Support The Moscow Times!

Yields on Russian Benchmark Bonds Fall as Foreign Demand Rises

OFZ treasury bills are trading near their highest levels for two years.

Bonds are rallying on expectations of a rate cut. Pixabay

Russian Ministry of Finance ruble-denominated OFZ treasury bills were trading near their highest levels in nearly two years in the first weeks of May, the Central Bank of Russia (CBR) said on May 23.

Yields on 10-year benchmark OFZ bonds have fallen to under 8 percent after touching 9 percent last autumn during the height of a sell off, and were 7.98 percent as of May 22 — their lowest level since the 7.94 percent recorded in early August 2018. In real terms, OFZ yields are now around 3 percent.

bne IntelliNews

Ruble-denominated OFZ bonds rallied in May on the back of strong foreign demand, supported by expectations of a rate cut by the Russian central bank in the near future following very weak GDP growth figures in the first quarter of this year, as well as rising oil prices.

The ministry offered OFZ bonds maturing in 2024 and papers maturing in 2030, selling $1.14 billion worth of OFZ bonds on May 22, reports Russia Business Today.

bne IntelliNews

Demand for OFZ bonds is also seen as a barometer for investment sentiment on the international capital market for Russia and that has been rising steadily all year as sanctions fears fade and U.S. interest rate hikes stop, making investors “risk on” once again.

bne IntelliNews

Inflows into the OFZ market are becoming increasingly important as one of the main sources of inbound foreign exchange that is increasingly determining the ruble dollar exchange rate, as ING wrote in a recent commentary.

This article first appeared in bne IntelliNews.

Read more

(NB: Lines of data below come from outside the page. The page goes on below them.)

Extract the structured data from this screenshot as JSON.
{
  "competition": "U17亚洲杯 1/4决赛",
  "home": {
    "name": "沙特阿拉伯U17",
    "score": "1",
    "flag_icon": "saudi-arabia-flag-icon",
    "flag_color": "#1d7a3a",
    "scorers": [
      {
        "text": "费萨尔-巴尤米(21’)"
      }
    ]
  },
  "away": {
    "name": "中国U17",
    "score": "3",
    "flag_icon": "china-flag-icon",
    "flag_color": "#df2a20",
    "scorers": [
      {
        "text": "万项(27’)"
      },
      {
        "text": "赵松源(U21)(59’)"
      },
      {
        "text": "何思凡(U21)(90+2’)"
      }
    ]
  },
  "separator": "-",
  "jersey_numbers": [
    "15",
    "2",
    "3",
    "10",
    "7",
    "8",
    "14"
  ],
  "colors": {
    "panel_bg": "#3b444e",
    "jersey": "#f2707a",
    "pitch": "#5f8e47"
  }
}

Independent journalism isn’t dead. You can help keep it alive.

As the only remaining independent, English-language news source reporting from Russia, The Moscow Times plays a critical role in connecting Russia to the world.

Editorial decisions are made entirely by journalists in our newsroom, who adhere to the highest ethical standards. We fearlessly cover issues that are often considered off-limits or taboo in Russia, from domestic violence and LGBT issues to the climate crisis and a secretive nuclear blast that exposed unknowing doctors to radiation.

Please consider making a one-time donation — or better still a recurring donation — to The Moscow Times to help us continue producing vital, high-quality journalism about the world's largest country.